"We don't see this as something that will generate thousands of pounds of profit. Rather, it will be a deterrent."
Coun Khan said Kirklees was a large area which meant it was difficult for wardens to police illegal parking.
A council report says the enforcement scheme could come in as early as April 1 this year.
The authority says it receives many requests from schools, parents, bus companies, taxi operators, cyclists and residents for enforcement of parking laws.
"Evidence confirms that illegal parking is most prevalent outside and around most schools although parking in bus stop clearways, cycle lanes, taxi ranks and on loading restrictions is also abused," says the report.
Conventional enforcement does not appear to be having a lasting impact and council officers are often preventing from issuing a ticket by a motorist driving off, according to the authority.

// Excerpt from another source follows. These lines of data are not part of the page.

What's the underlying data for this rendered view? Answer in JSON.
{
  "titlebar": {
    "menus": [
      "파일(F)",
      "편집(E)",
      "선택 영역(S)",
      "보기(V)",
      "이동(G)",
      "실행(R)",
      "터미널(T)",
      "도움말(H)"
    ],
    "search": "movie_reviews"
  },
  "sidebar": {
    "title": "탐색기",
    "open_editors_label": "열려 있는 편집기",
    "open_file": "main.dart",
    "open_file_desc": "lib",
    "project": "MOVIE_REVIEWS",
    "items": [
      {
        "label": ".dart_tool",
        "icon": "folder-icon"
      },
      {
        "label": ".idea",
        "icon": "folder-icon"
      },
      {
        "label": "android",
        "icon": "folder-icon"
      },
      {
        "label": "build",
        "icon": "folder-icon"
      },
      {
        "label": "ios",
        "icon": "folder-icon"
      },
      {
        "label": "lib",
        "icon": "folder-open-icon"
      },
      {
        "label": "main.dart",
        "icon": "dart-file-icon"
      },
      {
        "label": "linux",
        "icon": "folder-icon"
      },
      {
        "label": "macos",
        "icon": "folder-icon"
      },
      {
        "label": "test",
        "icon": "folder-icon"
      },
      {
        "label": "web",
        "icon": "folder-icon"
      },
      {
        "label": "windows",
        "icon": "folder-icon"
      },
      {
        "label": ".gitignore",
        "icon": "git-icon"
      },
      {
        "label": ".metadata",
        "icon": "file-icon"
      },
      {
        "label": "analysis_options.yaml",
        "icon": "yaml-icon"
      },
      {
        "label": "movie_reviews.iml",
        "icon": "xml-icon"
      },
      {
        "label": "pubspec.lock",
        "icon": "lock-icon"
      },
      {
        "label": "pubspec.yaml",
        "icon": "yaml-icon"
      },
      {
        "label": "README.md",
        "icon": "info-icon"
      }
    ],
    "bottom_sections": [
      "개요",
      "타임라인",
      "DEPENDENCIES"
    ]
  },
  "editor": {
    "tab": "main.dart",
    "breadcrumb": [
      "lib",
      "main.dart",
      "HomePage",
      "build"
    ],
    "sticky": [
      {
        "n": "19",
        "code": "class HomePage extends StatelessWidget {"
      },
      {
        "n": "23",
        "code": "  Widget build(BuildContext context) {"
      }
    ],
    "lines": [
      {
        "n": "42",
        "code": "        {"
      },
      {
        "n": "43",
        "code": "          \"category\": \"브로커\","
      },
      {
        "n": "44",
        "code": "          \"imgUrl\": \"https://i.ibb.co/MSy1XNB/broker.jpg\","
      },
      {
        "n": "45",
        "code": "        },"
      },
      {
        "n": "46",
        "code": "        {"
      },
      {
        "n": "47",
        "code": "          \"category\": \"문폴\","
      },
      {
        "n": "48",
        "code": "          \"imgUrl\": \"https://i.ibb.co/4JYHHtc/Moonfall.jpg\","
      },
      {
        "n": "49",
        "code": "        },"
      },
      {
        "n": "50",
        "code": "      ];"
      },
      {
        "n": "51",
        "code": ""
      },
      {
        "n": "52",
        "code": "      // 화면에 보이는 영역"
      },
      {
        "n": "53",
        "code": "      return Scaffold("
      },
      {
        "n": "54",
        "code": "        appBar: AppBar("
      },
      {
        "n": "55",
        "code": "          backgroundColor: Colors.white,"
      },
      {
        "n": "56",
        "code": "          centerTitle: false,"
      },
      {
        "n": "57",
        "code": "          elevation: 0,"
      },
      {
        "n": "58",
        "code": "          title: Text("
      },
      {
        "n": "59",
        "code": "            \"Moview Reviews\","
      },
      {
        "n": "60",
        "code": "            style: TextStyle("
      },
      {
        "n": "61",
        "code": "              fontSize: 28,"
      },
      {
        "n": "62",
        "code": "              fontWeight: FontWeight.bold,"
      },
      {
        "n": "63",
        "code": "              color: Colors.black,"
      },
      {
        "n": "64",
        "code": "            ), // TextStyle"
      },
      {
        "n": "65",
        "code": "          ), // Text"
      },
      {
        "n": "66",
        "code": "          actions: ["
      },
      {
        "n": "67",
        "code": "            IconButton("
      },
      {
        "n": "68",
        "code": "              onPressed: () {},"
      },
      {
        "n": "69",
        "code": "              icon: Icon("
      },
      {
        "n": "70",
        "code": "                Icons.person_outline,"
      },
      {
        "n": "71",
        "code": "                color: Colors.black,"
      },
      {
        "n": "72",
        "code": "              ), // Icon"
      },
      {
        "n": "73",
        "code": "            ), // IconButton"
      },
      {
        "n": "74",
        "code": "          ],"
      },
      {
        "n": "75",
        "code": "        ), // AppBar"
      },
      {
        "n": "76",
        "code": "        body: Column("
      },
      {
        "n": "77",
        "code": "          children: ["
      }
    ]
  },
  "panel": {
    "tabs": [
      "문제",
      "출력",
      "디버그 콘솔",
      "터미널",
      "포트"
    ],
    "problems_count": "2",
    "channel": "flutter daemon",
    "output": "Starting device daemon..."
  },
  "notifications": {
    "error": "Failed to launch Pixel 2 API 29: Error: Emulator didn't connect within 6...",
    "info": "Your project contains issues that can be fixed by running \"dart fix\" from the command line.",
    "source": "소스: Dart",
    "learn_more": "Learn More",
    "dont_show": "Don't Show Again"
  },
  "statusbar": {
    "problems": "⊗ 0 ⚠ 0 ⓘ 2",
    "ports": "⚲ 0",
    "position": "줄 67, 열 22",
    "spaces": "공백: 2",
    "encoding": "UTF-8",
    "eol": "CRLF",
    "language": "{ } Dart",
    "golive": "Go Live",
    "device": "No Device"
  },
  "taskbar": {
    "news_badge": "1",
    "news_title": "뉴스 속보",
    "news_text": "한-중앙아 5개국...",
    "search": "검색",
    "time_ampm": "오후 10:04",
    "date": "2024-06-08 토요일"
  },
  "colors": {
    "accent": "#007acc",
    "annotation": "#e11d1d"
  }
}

There are also an increasing number of locations where enforcement officers are subjected to threats and intimidating behaviour, particularly in the evenings and at weekends.
The council report, to be discussed by members of the Cabinet committee today, says that it is not possible to accurately forecast the income that will be generated through mobile camera parking enforcement.
"National and local experience indicates that when enforcement commences after a period of time general compliance with traffic regulation orders will improve."
The council believes that the mobile camera will bring in at least 100,000 in the first 12 months and so cover the set-up costs.
Other Kirklees councillors have backed the plans.
Councillor Peter McBride said: "I support the introduction of mobile parking enforcement and the benefits it will bring towards community safety and parking compliance.
"This initiative will also complement the council's investments into bus improvements made over the past few years."
Motoring organisations have given the plans a cautious welcome, but are concerned that it may become an easy way to generate extra cash.
A spokesman for the Association of British Drivers said: "We can't condone people parking illegally and if they want to enforce, we don't have a problem.
"The temptation may be to grab as much money as they can and motorists are an easy target."